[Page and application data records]
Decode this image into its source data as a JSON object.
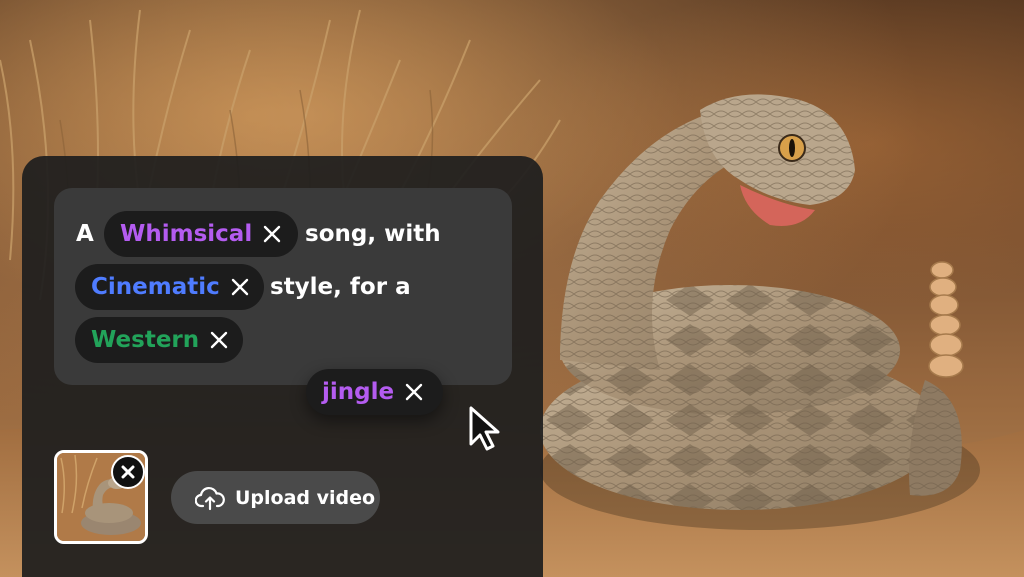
{
  "prompt": {
    "segments": [
      {
        "kind": "word",
        "text": "A"
      },
      {
        "kind": "tag",
        "text": "Whimsical",
        "color": "#b45cf0"
      },
      {
        "kind": "word",
        "text": "song, with"
      },
      {
        "kind": "tag",
        "text": "Cinematic",
        "color": "#4f7cff"
      },
      {
        "kind": "word",
        "text": "style, for a"
      },
      {
        "kind": "tag",
        "text": "Western",
        "color": "#22a35a"
      }
    ],
    "dragged_tag": {
      "text": "jingle",
      "color": "#b45cf0"
    }
  },
  "media": {
    "thumbnail_alt": "rattlesnake video thumbnail",
    "upload_label": "Upload video"
  },
  "icons": {
    "remove_tag": "close-x-icon",
    "remove_media": "close-circle-icon",
    "upload": "cloud-upload-icon",
    "cursor": "arrow-pointer-icon"
  },
  "colors": {
    "panel": "#1e1e1e",
    "prompt_box": "#3a3a3a",
    "tag_background": "#1c1c1c",
    "upload_button": "#4a4a4a"
  }
}
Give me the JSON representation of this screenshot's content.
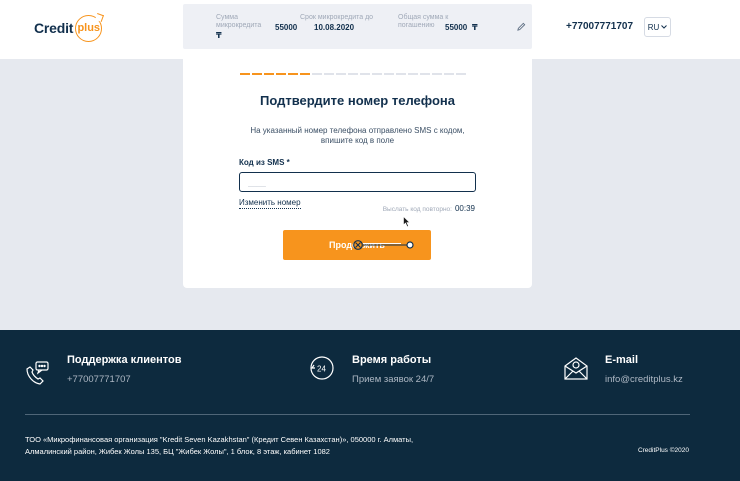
{
  "header": {
    "logo_text": "Credit",
    "logo_ring_text": "plus",
    "summary": {
      "loan_amount_label": "Сумма микрокредита",
      "loan_amount_value": "55000",
      "loan_amount_currency": "₸",
      "term_label": "Срок микрокредита до",
      "term_value": "10.08.2020",
      "total_label": "Общая сумма к погашению",
      "total_value": "55000",
      "total_currency": "₸"
    },
    "phone": "+77007771707",
    "language": "RU"
  },
  "verify": {
    "title": "Подтвердите номер телефона",
    "description": "На указанный номер телефона отправлено SMS с кодом, впишите код в поле",
    "field_label": "Код из SMS *",
    "field_placeholder": "____",
    "change_number": "Изменить номер",
    "resend_label": "Выслать код повторно:",
    "resend_timer": "00:39",
    "submit_label": "Продолжить",
    "progress": {
      "filled": 6,
      "total": 19
    }
  },
  "footer": {
    "support": {
      "title": "Поддержка клиентов",
      "value": "+77007771707",
      "icon": "phone-chat-icon"
    },
    "hours": {
      "title": "Время работы",
      "value": "Прием заявок 24/7",
      "icon": "clock-24-icon"
    },
    "email": {
      "title": "E-mail",
      "value": "info@creditplus.kz",
      "icon": "envelope-icon"
    },
    "legal": "ТОО «Микрофинансовая организация \"Kredit Seven Kazakhstan\" (Кредит Севен Казахстан)», 050000 г. Алматы, Алмалинский район, Жибек Жолы 135, БЦ \"Жибек Жолы\", 1 блок, 8 этаж, кабинет 1082",
    "copyright": "CreditPlus ©2020"
  },
  "colors": {
    "accent": "#f7941d",
    "dark": "#0d2a3e",
    "text": "#12304d"
  }
}
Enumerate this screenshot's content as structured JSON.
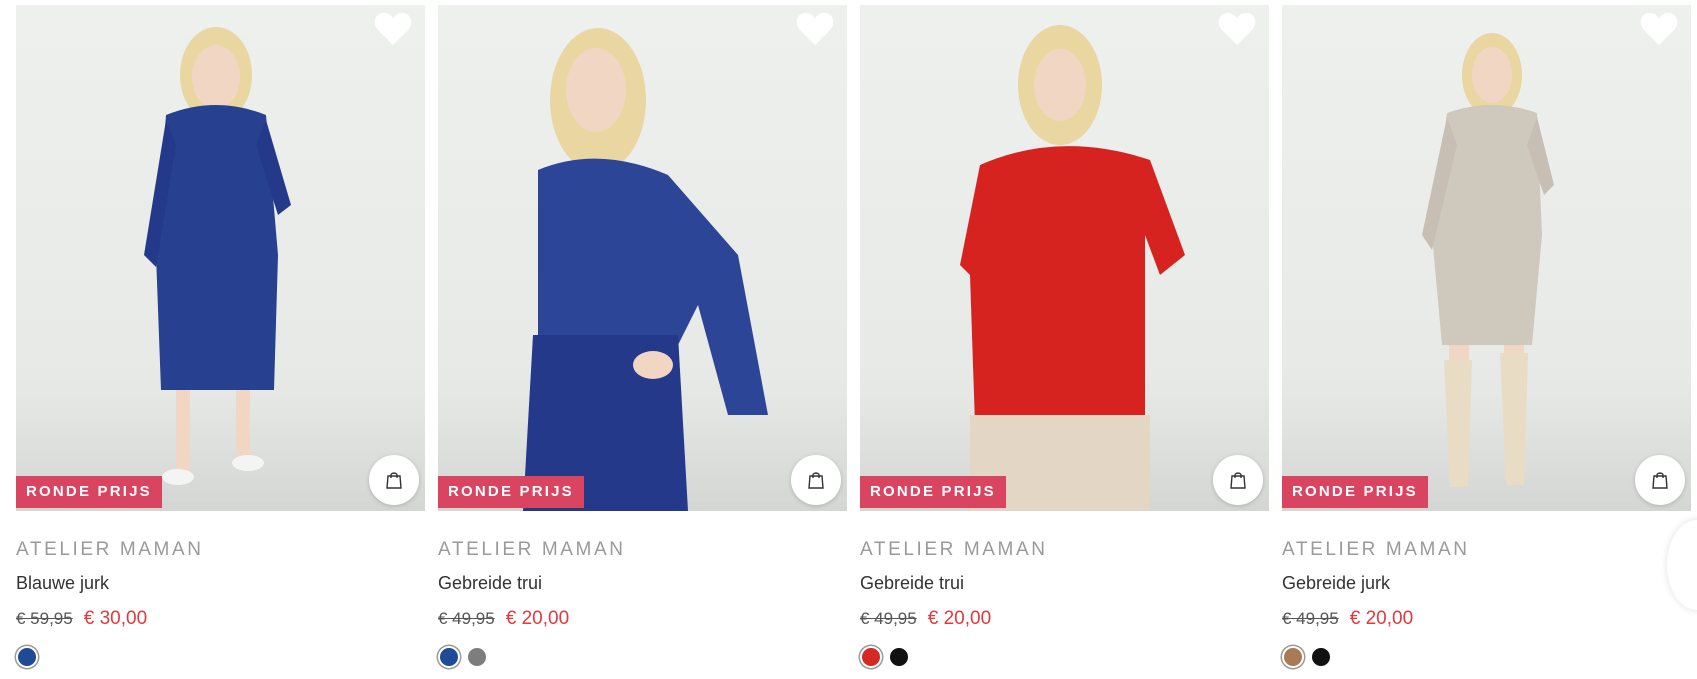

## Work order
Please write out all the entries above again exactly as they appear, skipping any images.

## Exercise solution
Decode this image into its source data as a JSON object.
{
  "prompt": {
    "segments": [
      {
        "kind": "word",
        "text": "A"
      },
      {
        "kind": "tag",
        "text": "Whimsical",
        "color": "#b45cf0"
      },
      {
        "kind": "word",
        "text": "song, with"
      },
      {
        "kind": "tag",
        "text": "Cinematic",
        "color": "#4f7cff"
      },
      {
        "kind": "word",
        "text": "style, for a"
      },
      {
        "kind": "tag",
        "text": "Western",
        "color": "#22a35a"
      }
    ],
    "dragged_tag": {
      "text": "jingle",
      "color": "#b45cf0"
    }
  },
  "media": {
    "thumbnail_alt": "rattlesnake video thumbnail",
    "upload_label": "Upload video"
  },
  "icons": {
    "remove_tag": "close-x-icon",
    "remove_media": "close-circle-icon",
    "upload": "cloud-upload-icon",
    "cursor": "arrow-pointer-icon"
  },
  "colors": {
    "panel": "#1e1e1e",
    "prompt_box": "#3a3a3a",
    "tag_background": "#1c1c1c",
    "upload_button": "#4a4a4a"
  }
}
Give me the JSON representation of this screenshot's content.
{
  "header": {
    "logo_text": "Credit",
    "logo_ring_text": "plus",
    "summary": {
      "loan_amount_label": "Сумма микрокредита",
      "loan_amount_value": "55000",
      "loan_amount_currency": "₸",
      "term_label": "Срок микрокредита до",
      "term_value": "10.08.2020",
      "total_label": "Общая сумма к погашению",
      "total_value": "55000",
      "total_currency": "₸"
    },
    "phone": "+77007771707",
    "language": "RU"
  },
  "verify": {
    "title": "Подтвердите номер телефона",
    "description": "На указанный номер телефона отправлено SMS с кодом, впишите код в поле",
    "field_label": "Код из SMS *",
    "field_placeholder": "____",
    "change_number": "Изменить номер",
    "resend_label": "Выслать код повторно:",
    "resend_timer": "00:39",
    "submit_label": "Продолжить",
    "progress": {
      "filled": 6,
      "total": 19
    }
  },
  "footer": {
    "support": {
      "title": "Поддержка клиентов",
      "value": "+77007771707",
      "icon": "phone-chat-icon"
    },
    "hours": {
      "title": "Время работы",
      "value": "Прием заявок 24/7",
      "icon": "clock-24-icon"
    },
    "email": {
      "title": "E-mail",
      "value": "info@creditplus.kz",
      "icon": "envelope-icon"
    },
    "legal": "ТОО «Микрофинансовая организация \"Kredit Seven Kazakhstan\" (Кредит Севен Казахстан)», 050000 г. Алматы, Алмалинский район, Жибек Жолы 135, БЦ \"Жибек Жолы\", 1 блок, 8 этаж, кабинет 1082",
    "copyright": "CreditPlus ©2020"
  },
  "colors": {
    "accent": "#f7941d",
    "dark": "#0d2a3e",
    "text": "#12304d"
  }
}
Enumerate this screenshot's content as structured JSON.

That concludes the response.